Data provided:
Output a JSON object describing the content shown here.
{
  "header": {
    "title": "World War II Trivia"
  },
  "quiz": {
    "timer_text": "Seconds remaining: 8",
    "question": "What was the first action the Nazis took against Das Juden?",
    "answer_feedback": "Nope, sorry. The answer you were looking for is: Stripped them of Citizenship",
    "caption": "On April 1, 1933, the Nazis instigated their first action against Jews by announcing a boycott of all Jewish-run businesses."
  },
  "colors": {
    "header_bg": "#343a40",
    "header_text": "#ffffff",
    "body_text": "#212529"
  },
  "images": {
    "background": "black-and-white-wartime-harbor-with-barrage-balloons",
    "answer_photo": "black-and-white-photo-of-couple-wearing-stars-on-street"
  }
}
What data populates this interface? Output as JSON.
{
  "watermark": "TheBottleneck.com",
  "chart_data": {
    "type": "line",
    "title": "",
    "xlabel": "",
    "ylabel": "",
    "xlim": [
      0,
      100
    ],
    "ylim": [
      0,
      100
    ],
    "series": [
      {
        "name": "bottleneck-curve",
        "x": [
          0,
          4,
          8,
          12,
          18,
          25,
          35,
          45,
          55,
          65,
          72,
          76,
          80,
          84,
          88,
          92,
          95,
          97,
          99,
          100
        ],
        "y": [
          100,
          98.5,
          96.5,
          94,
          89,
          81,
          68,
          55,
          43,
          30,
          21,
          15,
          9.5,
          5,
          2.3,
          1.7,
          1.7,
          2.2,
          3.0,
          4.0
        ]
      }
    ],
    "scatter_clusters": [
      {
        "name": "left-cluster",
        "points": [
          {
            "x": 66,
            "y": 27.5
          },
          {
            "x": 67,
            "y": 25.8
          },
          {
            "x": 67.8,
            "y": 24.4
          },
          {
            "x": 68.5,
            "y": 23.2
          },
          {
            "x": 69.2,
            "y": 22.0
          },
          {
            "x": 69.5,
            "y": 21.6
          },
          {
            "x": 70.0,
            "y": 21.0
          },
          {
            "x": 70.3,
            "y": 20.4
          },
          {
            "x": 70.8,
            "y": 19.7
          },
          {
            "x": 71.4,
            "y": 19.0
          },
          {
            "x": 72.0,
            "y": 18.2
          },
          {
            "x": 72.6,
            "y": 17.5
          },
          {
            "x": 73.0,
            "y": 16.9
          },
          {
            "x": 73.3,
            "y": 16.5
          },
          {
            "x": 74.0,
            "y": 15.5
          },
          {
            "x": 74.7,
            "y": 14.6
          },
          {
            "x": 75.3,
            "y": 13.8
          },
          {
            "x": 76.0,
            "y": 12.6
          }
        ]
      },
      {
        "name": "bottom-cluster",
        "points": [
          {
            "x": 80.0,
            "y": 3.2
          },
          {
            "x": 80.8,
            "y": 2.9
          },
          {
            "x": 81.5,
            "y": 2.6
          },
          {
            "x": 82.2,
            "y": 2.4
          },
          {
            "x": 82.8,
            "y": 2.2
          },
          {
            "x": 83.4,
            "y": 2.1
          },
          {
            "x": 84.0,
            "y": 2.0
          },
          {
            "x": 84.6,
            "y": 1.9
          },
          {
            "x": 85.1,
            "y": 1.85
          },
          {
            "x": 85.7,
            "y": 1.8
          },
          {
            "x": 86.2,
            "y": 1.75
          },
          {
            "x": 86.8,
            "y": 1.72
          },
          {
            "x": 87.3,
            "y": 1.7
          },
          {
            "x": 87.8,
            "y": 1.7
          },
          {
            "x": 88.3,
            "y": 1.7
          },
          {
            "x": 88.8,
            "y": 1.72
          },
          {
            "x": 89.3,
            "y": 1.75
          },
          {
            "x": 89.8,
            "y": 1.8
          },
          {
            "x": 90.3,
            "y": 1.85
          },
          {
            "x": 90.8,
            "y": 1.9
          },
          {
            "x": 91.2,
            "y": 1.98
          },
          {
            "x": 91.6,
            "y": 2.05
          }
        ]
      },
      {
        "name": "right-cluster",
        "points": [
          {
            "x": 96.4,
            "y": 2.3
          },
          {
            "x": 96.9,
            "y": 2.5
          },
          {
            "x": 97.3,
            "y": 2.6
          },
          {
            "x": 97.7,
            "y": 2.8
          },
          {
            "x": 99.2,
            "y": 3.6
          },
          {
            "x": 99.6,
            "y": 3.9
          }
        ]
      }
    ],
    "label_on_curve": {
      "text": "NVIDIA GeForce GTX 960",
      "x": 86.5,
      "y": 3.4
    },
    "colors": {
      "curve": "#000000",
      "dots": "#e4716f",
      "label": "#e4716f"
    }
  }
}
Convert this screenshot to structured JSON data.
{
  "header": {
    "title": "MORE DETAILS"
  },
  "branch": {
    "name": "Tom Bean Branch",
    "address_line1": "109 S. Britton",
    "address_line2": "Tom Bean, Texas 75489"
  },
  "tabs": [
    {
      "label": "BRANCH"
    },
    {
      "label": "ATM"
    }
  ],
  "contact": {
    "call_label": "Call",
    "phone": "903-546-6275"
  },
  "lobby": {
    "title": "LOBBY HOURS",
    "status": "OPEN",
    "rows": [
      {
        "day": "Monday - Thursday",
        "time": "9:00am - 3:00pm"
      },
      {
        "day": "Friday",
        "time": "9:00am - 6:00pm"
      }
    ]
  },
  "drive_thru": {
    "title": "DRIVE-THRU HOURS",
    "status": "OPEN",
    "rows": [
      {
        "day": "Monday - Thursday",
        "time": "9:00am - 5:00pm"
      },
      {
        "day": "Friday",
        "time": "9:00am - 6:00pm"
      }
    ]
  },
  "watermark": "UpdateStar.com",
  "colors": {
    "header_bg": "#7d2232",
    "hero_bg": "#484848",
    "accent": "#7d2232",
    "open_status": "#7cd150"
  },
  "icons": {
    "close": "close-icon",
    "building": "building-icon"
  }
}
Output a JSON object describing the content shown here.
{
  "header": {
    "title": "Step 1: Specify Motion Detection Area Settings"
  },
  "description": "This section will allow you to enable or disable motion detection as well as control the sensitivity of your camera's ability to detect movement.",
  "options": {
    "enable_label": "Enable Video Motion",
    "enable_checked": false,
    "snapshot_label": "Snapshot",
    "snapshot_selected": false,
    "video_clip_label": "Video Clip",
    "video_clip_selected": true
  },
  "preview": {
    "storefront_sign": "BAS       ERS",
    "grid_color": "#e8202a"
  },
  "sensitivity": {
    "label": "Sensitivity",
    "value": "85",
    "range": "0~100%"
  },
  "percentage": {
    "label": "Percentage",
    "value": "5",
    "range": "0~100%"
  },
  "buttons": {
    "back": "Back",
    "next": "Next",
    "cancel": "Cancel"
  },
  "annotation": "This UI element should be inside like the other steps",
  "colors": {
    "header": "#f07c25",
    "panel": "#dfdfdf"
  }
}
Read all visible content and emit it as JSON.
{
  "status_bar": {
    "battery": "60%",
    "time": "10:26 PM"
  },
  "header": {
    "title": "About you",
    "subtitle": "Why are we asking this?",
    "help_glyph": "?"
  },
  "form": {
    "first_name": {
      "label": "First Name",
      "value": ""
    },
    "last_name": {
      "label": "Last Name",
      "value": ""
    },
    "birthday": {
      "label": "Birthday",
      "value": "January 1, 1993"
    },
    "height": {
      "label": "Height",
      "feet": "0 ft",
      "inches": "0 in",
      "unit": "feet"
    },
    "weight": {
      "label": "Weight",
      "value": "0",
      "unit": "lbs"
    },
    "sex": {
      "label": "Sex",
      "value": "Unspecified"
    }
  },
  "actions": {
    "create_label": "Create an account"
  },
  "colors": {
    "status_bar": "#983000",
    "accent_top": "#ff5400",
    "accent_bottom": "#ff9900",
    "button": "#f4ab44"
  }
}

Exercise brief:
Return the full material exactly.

Your response:
Output a JSON object describing the content shown here.
{
  "header": {
    "title": "World War II Trivia"
  },
  "quiz": {
    "timer_text": "Seconds remaining: 8",
    "question": "What was the first action the Nazis took against Das Juden?",
    "answer_feedback": "Nope, sorry. The answer you were looking for is: Stripped them of Citizenship",
    "caption": "On April 1, 1933, the Nazis instigated their first action against Jews by announcing a boycott of all Jewish-run businesses."
  },
  "colors": {
    "header_bg": "#343a40",
    "header_text": "#ffffff",
    "body_text": "#212529"
  },
  "images": {
    "background": "black-and-white-wartime-harbor-with-barrage-balloons",
    "answer_photo": "black-and-white-photo-of-couple-wearing-stars-on-street"
  }
}
What data populates this interface? Output as JSON.
{
  "watermark": "TheBottleneck.com",
  "chart_data": {
    "type": "line",
    "title": "",
    "xlabel": "",
    "ylabel": "",
    "xlim": [
      0,
      100
    ],
    "ylim": [
      0,
      100
    ],
    "series": [
      {
        "name": "bottleneck-curve",
        "x": [
          0,
          4,
          8,
          12,
          18,
          25,
          35,
          45,
          55,
          65,
          72,
          76,
          80,
          84,
          88,
          92,
          95,
          97,
          99,
          100
        ],
        "y": [
          100,
          98.5,
          96.5,
          94,
          89,
          81,
          68,
          55,
          43,
          30,
          21,
          15,
          9.5,
          5,
          2.3,
          1.7,
          1.7,
          2.2,
          3.0,
          4.0
        ]
      }
    ],
    "scatter_clusters": [
      {
        "name": "left-cluster",
        "points": [
          {
            "x": 66,
            "y": 27.5
          },
          {
            "x": 67,
            "y": 25.8
          },
          {
            "x": 67.8,
            "y": 24.4
          },
          {
            "x": 68.5,
            "y": 23.2
          },
          {
            "x": 69.2,
            "y": 22.0
          },
          {
            "x": 69.5,
            "y": 21.6
          },
          {
            "x": 70.0,
            "y": 21.0
          },
          {
            "x": 70.3,
            "y": 20.4
          },
          {
            "x": 70.8,
            "y": 19.7
          },
          {
            "x": 71.4,
            "y": 19.0
          },
          {
            "x": 72.0,
            "y": 18.2
          },
          {
            "x": 72.6,
            "y": 17.5
          },
          {
            "x": 73.0,
            "y": 16.9
          },
          {
            "x": 73.3,
            "y": 16.5
          },
          {
            "x": 74.0,
            "y": 15.5
          },
          {
            "x": 74.7,
            "y": 14.6
          },
          {
            "x": 75.3,
            "y": 13.8
          },
          {
            "x": 76.0,
            "y": 12.6
          }
        ]
      },
      {
        "name": "bottom-cluster",
        "points": [
          {
            "x": 80.0,
            "y": 3.2
          },
          {
            "x": 80.8,
            "y": 2.9
          },
          {
            "x": 81.5,
            "y": 2.6
          },
          {
            "x": 82.2,
            "y": 2.4
          },
          {
            "x": 82.8,
            "y": 2.2
          },
          {
            "x": 83.4,
            "y": 2.1
          },
          {
            "x": 84.0,
            "y": 2.0
          },
          {
            "x": 84.6,
            "y": 1.9
          },
          {
            "x": 85.1,
            "y": 1.85
          },
          {
            "x": 85.7,
            "y": 1.8
          },
          {
            "x": 86.2,
            "y": 1.75
          },
          {
            "x": 86.8,
            "y": 1.72
          },
          {
            "x": 87.3,
            "y": 1.7
          },
          {
            "x": 87.8,
            "y": 1.7
          },
          {
            "x": 88.3,
            "y": 1.7
          },
          {
            "x": 88.8,
            "y": 1.72
          },
          {
            "x": 89.3,
            "y": 1.75
          },
          {
            "x": 89.8,
            "y": 1.8
          },
          {
            "x": 90.3,
            "y": 1.85
          },
          {
            "x": 90.8,
            "y": 1.9
          },
          {
            "x": 91.2,
            "y": 1.98
          },
          {
            "x": 91.6,
            "y": 2.05
          }
        ]
      },
      {
        "name": "right-cluster",
        "points": [
          {
            "x": 96.4,
            "y": 2.3
          },
          {
            "x": 96.9,
            "y": 2.5
          },
          {
            "x": 97.3,
            "y": 2.6
          },
          {
            "x": 97.7,
            "y": 2.8
          },
          {
            "x": 99.2,
            "y": 3.6
          },
          {
            "x": 99.6,
            "y": 3.9
          }
        ]
      }
    ],
    "label_on_curve": {
      "text": "NVIDIA GeForce GTX 960",
      "x": 86.5,
      "y": 3.4
    },
    "colors": {
      "curve": "#000000",
      "dots": "#e4716f",
      "label": "#e4716f"
    }
  }
}
Convert this screenshot to structured JSON data.
{
  "header": {
    "title": "MORE DETAILS"
  },
  "branch": {
    "name": "Tom Bean Branch",
    "address_line1": "109 S. Britton",
    "address_line2": "Tom Bean, Texas 75489"
  },
  "tabs": [
    {
      "label": "BRANCH"
    },
    {
      "label": "ATM"
    }
  ],
  "contact": {
    "call_label": "Call",
    "phone": "903-546-6275"
  },
  "lobby": {
    "title": "LOBBY HOURS",
    "status": "OPEN",
    "rows": [
      {
        "day": "Monday - Thursday",
        "time": "9:00am - 3:00pm"
      },
      {
        "day": "Friday",
        "time": "9:00am - 6:00pm"
      }
    ]
  },
  "drive_thru": {
    "title": "DRIVE-THRU HOURS",
    "status": "OPEN",
    "rows": [
      {
        "day": "Monday - Thursday",
        "time": "9:00am - 5:00pm"
      },
      {
        "day": "Friday",
        "time": "9:00am - 6:00pm"
      }
    ]
  },
  "watermark": "UpdateStar.com",
  "colors": {
    "header_bg": "#7d2232",
    "hero_bg": "#484848",
    "accent": "#7d2232",
    "open_status": "#7cd150"
  },
  "icons": {
    "close": "close-icon",
    "building": "building-icon"
  }
}
Output a JSON object describing the content shown here.
{
  "header": {
    "title": "Step 1: Specify Motion Detection Area Settings"
  },
  "description": "This section will allow you to enable or disable motion detection as well as control the sensitivity of your camera's ability to detect movement.",
  "options": {
    "enable_label": "Enable Video Motion",
    "enable_checked": false,
    "snapshot_label": "Snapshot",
    "snapshot_selected": false,
    "video_clip_label": "Video Clip",
    "video_clip_selected": true
  },
  "preview": {
    "storefront_sign": "BAS       ERS",
    "grid_color": "#e8202a"
  },
  "sensitivity": {
    "label": "Sensitivity",
    "value": "85",
    "range": "0~100%"
  },
  "percentage": {
    "label": "Percentage",
    "value": "5",
    "range": "0~100%"
  },
  "buttons": {
    "back": "Back",
    "next": "Next",
    "cancel": "Cancel"
  },
  "annotation": "This UI element should be inside like the other steps",
  "colors": {
    "header": "#f07c25",
    "panel": "#dfdfdf"
  }
}
Read all visible content and emit it as JSON.
{
  "status_bar": {
    "battery": "60%",
    "time": "10:26 PM"
  },
  "header": {
    "title": "About you",
    "subtitle": "Why are we asking this?",
    "help_glyph": "?"
  },
  "form": {
    "first_name": {
      "label": "First Name",
      "value": ""
    },
    "last_name": {
      "label": "Last Name",
      "value": ""
    },
    "birthday": {
      "label": "Birthday",
      "value": "January 1, 1993"
    },
    "height": {
      "label": "Height",
      "feet": "0 ft",
      "inches": "0 in",
      "unit": "feet"
    },
    "weight": {
      "label": "Weight",
      "value": "0",
      "unit": "lbs"
    },
    "sex": {
      "label": "Sex",
      "value": "Unspecified"
    }
  },
  "actions": {
    "create_label": "Create an account"
  },
  "colors": {
    "status_bar": "#983000",
    "accent_top": "#ff5400",
    "accent_bottom": "#ff9900",
    "button": "#f4ab44"
  }
}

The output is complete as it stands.